Charles County Government is pleased to announce a new partnership with the Chesapeake Conservancy to hire two student interns from Morgan State University, Khadija Smith and Nicholas Wright, through its Patuxent Environmental and Aquatic Research Laboratory (PEARL) Summer Internship program.
Chesapeake Conservancy’s Conservation Innovation Center will be mentoring the summer interns as they work on projects to map opportunities to improve access to green space, protected areas, and recreational opportunities for underserved communities in Charles County. The PEARL Summer Internship program develops students’ skills in project design, fieldwork, laboratory research, and scientific writing. Chesapeake Conservancy will provide the students training and work experience in using geospatial analysis to support land use planning and conservation goals.
“Chesapeake Conservancy is thrilled to be a part of this terrific partnership, and we thank our partners for making this possible. One of our organization’s key beliefs and goals is to make sure that diversity is reflected in the conservation movement,” said Chesapeake Conservancy Executive Vice President Mark Conway. “We want to make sure that all voices are heard in the conservation movement and are working to open doors for new leaders from all backgrounds through programs such as this partnership with Morgan State University and Charles County.”
Charles County Government will support students in selecting their research topics and provide hands-on experience in the field and in the lab. Research is conducted in the Patuxent Environmental and Aquatic Research Laboratory in Saint Leonard, Maryland, a state-of-the-art facility. The internship will last ten weeks, starting June 1, 2021.
“This first-of-its-kind partnership with the Chesapeake Conservancy and the PEARL internship program not only benefits the students with professional development and training, but also supports environmental priorities in Charles County.
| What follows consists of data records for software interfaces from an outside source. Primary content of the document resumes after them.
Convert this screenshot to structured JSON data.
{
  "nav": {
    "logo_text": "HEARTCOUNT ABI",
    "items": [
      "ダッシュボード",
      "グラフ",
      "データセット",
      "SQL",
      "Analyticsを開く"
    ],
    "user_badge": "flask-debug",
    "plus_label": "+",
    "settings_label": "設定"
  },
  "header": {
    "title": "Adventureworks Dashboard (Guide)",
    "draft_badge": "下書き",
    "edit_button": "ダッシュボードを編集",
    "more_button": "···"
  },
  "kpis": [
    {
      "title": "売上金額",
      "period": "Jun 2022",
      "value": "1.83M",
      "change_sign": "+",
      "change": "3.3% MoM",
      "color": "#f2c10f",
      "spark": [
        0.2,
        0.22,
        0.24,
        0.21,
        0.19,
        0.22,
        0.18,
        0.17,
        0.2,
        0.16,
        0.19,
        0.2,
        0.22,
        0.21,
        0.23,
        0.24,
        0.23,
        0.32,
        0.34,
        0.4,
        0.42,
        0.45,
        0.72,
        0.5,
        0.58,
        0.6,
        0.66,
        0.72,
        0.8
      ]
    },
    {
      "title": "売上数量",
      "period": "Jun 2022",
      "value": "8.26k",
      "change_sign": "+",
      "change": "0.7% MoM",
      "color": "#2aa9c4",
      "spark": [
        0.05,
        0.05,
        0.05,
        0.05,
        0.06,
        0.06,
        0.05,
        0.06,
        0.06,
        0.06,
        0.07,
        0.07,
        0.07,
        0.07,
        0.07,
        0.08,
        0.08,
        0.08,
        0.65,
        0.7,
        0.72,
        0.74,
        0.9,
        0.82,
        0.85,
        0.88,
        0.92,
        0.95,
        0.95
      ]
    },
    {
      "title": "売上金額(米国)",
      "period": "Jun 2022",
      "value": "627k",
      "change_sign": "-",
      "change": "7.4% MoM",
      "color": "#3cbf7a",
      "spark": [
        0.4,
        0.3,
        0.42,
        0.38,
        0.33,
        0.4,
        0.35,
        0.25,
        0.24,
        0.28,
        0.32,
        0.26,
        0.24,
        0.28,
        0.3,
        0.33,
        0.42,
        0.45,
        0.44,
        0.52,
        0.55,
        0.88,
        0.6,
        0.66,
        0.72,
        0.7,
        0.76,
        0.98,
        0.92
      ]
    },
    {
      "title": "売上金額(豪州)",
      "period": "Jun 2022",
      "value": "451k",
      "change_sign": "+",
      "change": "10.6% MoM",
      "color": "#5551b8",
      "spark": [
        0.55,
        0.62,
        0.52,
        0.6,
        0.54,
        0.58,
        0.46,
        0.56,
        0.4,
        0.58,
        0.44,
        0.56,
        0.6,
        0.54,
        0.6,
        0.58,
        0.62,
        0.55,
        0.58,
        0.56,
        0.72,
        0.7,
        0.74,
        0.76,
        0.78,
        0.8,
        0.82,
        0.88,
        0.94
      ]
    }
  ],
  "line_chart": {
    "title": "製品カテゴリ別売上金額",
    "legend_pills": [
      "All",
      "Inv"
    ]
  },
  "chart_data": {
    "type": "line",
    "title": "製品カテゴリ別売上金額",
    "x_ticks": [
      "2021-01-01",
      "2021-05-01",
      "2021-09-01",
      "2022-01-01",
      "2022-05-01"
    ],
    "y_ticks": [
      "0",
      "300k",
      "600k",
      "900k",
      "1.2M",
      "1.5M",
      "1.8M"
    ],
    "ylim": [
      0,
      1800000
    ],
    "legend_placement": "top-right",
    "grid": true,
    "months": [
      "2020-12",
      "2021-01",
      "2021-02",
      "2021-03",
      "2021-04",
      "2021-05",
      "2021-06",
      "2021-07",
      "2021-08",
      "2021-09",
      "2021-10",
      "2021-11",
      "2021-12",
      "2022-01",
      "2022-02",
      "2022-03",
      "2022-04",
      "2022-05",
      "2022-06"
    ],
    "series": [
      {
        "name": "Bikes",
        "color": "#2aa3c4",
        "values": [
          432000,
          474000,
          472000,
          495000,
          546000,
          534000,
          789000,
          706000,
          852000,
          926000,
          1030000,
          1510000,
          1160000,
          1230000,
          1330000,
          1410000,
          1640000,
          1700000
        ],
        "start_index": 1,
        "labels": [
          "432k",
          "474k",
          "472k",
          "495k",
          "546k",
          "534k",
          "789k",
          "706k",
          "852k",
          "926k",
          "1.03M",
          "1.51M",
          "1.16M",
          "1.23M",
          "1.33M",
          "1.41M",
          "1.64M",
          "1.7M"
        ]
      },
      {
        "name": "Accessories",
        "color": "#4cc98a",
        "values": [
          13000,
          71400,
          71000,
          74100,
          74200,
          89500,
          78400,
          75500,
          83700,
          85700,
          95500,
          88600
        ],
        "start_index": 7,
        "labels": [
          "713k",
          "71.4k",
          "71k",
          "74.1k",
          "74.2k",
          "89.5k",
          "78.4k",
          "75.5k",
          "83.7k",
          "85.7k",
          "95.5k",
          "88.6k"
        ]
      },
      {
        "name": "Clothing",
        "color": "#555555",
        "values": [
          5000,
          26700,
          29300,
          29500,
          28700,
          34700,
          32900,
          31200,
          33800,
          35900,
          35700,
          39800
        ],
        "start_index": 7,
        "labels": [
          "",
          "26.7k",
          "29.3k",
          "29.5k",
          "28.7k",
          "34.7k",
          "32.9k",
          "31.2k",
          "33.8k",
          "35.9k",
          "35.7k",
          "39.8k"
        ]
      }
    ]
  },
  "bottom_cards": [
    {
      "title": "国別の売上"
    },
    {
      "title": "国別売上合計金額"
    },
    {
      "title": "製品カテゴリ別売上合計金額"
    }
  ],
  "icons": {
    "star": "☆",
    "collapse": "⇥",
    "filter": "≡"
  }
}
I look forward to the contributions the students can offer and unique perspectives they will provide,” said County Administrator Mark Belton.